14 April 2010
VietNamNet Bridge – A tentative plan by VietJet Aviation Joint-stock Company (Vietjet Air) to operate under the new brand of Vietjet AirAsia will most likely be barred as the Civil Aviation Administration of Vietnam (CAAV) wants it to bear a purely Vietnamese name.
Lai Xuan Thanh, deputy director general of CAAV, said Vietjet Air should not develop the brand Vietjet AirAsia that looks exactly like an arm of Asia’s leading low-cost carrier AirAsia that has a stake in the local carrier. Only the word "Vietjet" is accepted.
CAAV in a new document sent to local air carriers but targeting Vietjet Air said they should operate as a truly local carrier with their own brands and logos to avoid any problem as happened to Jetstar Pacific.
Thanh told the Daily on the phone on Monday about the concern after CAAV sent Document 1064/CHK-VTHK to domestic airlines to warn them against using and promoting the brand and logo of a foreign airline for their marketing and flights.
"Vietjet Air must be a domestic airline and create its own logo," Thanh said, adding that Vietjet Air should not be considered and mistaken as an airline in Vietnam under the Malaysia-headquartered carrier when it operates as Vietjet AirAsia.
Last week, leaders of Vietjet Air and AirAsia said after signing a strategic partnership agreement that Vietjet Air would operate as a Vietnam-based budget airline under the tentative trade name of Vietjet AirAsia. This carrier plans to commence services from August this year.

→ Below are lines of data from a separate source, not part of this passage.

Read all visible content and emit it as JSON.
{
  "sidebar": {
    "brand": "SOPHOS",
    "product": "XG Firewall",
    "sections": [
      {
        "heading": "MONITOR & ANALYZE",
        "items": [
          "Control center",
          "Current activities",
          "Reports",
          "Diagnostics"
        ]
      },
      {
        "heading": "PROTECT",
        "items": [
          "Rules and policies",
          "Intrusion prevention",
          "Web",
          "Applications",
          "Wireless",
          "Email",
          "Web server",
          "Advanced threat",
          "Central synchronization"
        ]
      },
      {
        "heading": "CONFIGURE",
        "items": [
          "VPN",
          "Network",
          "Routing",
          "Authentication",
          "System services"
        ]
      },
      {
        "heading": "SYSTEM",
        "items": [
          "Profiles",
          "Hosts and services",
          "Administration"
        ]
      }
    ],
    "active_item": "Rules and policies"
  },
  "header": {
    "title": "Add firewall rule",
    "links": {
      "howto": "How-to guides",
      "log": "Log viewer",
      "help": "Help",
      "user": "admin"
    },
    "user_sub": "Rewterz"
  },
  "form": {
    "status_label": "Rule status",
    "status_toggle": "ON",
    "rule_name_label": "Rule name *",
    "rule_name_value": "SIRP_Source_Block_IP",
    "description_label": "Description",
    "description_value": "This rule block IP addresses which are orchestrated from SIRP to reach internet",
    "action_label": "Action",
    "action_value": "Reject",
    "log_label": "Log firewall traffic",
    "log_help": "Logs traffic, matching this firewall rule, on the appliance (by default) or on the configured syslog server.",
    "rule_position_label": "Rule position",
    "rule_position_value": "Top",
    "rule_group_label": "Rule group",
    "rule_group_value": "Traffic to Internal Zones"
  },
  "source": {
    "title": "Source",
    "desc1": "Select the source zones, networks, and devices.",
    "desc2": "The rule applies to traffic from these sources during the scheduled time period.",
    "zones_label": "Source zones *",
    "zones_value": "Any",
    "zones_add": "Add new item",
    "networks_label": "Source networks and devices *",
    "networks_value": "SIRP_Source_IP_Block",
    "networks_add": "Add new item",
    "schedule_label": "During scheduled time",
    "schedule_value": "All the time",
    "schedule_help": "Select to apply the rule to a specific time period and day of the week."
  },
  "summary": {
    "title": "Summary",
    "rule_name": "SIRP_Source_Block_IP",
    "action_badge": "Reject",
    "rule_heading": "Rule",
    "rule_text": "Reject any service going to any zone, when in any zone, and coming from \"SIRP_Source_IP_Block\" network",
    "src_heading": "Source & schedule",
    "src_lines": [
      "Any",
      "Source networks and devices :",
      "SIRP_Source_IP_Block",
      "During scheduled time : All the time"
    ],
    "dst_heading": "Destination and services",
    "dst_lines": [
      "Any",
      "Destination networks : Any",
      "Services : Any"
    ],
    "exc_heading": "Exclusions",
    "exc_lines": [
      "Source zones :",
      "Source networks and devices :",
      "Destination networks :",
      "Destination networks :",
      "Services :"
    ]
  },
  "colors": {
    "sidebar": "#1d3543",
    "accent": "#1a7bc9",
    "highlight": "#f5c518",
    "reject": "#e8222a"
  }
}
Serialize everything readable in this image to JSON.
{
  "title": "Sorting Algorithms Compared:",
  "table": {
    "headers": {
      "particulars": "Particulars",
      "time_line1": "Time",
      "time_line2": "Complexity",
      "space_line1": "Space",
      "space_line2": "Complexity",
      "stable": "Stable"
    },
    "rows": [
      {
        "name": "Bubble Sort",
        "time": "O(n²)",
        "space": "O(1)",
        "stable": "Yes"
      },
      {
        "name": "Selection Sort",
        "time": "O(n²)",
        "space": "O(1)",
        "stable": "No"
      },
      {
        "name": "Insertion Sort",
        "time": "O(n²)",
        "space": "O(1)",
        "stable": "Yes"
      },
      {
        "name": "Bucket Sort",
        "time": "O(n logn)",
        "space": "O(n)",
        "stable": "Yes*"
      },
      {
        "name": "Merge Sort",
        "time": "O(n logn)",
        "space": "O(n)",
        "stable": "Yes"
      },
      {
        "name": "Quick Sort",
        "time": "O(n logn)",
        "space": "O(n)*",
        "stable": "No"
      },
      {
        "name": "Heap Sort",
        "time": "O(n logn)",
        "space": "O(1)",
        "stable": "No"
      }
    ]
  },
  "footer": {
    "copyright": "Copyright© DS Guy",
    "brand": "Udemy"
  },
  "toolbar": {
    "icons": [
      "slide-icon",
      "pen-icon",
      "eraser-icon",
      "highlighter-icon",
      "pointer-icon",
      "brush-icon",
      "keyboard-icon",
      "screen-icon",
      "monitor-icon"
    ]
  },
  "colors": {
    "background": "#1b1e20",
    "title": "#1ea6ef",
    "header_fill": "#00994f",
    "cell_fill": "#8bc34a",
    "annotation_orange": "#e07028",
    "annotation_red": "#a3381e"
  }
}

However, Thanh of CAAV said Vietjet Air had not been licensed to operate as Vietjet AirAsia. He explained that AirAsia’s acquisition of a 30% stake in Vietjet Air did not mean it would fly under the brand and logo of the Malaysian airline.
A similar problem happened to Jetstar Pacific in November last year when Minister of Transport Ho Nghia Dung told this Vietnamese low-cost carrier to scrap the logo of Australia’s carrier Jetstar Airways characterized by the word Jet and the orange star on its aircraft because this misled people as they might misunderstand the local airline with the Australian carrier.
As a result, "Jetstar Pacific was now developing its own logo and brand," Thanh said, adding that "otherwise it will not be granted the right to fly on new routes".
Also, this carrier has been ordered to clarify how to manage its fare revenue through the website www.jetstar.com. In the above-mentioned document, CAAV also dictates that a foreign airline is not allowed to control business, revenue and profit of a Vietnamese airline via the only website they use.
"We want to look into whether a foreign carrier counts on a website to decide revenue and profit of a local company," Thanh explained.
Thanh said a local airline is allowed to sell fares and services via the website of a foreign carrier if it is able to prove that its revenue is not manipulated by its foreign partner.
"This is the point that matters us most," Thanh said. He acknowledged that a local carrier sharing the website with its foreign partner was still new in Vietnam, referring to the website www.jetstar.com, on which passengers can book seats on the flights operated by Jetstar Airways and Jetstar-brand airlines including Jetstar Pacific.
Airline experts said the revenue of Jetstar Pacific was hardly controlled by its foreign partner as up to 80% of its fares were booked at ticketing offices and agents of the local airline, and the rest online. So, the majority of the revenue goes directly to the budget of Jetstar Pacific.